Many of these deaths can be prevented because some risk factors for CAD are controllable. Some of these controllable risk factors include high blood pressure, high blood cholesterol, and diabetes. There are other controllable risk factors related to lifestyle, such as not smoking, maintaining a healthy weight, reducing alcohol consumption, and getting physically active.
Although medical treatments for heart disease have come a long way, controlling risk factors remains the key to preventing illness and death from CAD.
A low supply of oxygen in the heart is most often caused by atherosclerosis, also called "hardening of the arteries." In this condition, fatty deposits called plaques form in the linings of the blood vessels. The plaques make the arteries narrower as they build up, and less blood is able to get through to the heart, depriving it of oxygen.
Atherosclerosis is often the result of too much "bad" cholesterol (low density lipoprotein, or LDL) and triglycerides circulating in the bloodstream.
You are at risk for developing atherosclerosis and CAD if you:
- have high levels of "bad" (LDL) cholesterol
- low levels of "good" (HDL, or high density lipoprotein) cholesterol
- have high blood pressure
- are a smoker
- have diabetes
- lead a sedentary lifestyle
- are overweight (particularly if you are obese in the torso or have a large waist circumference)
- have a family history of heart disease
- consume alcohol excessively
Occasionally, a genetic condition can cause atherosclerosis, leading to heart disease.
Men run a higher risk of developing the disease than premenopausal women.

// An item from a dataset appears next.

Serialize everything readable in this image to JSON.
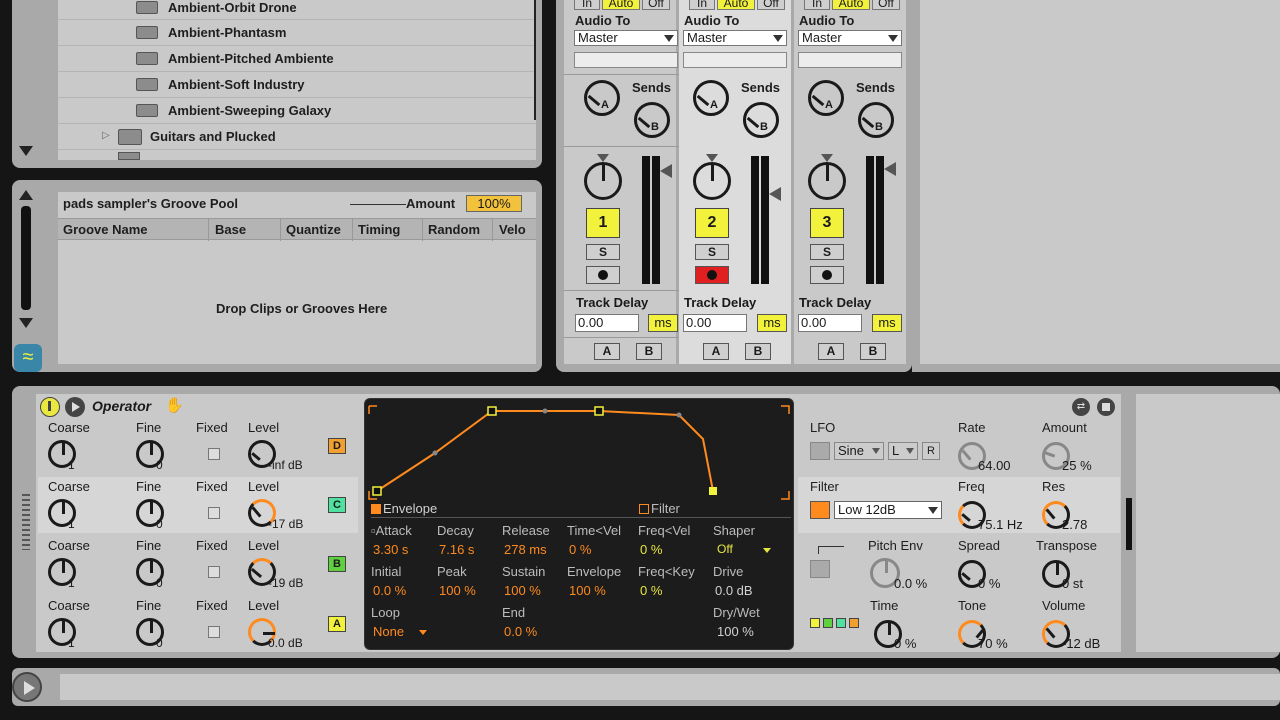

After menopause, the incidence of CAD in women increases, and can be equal to men.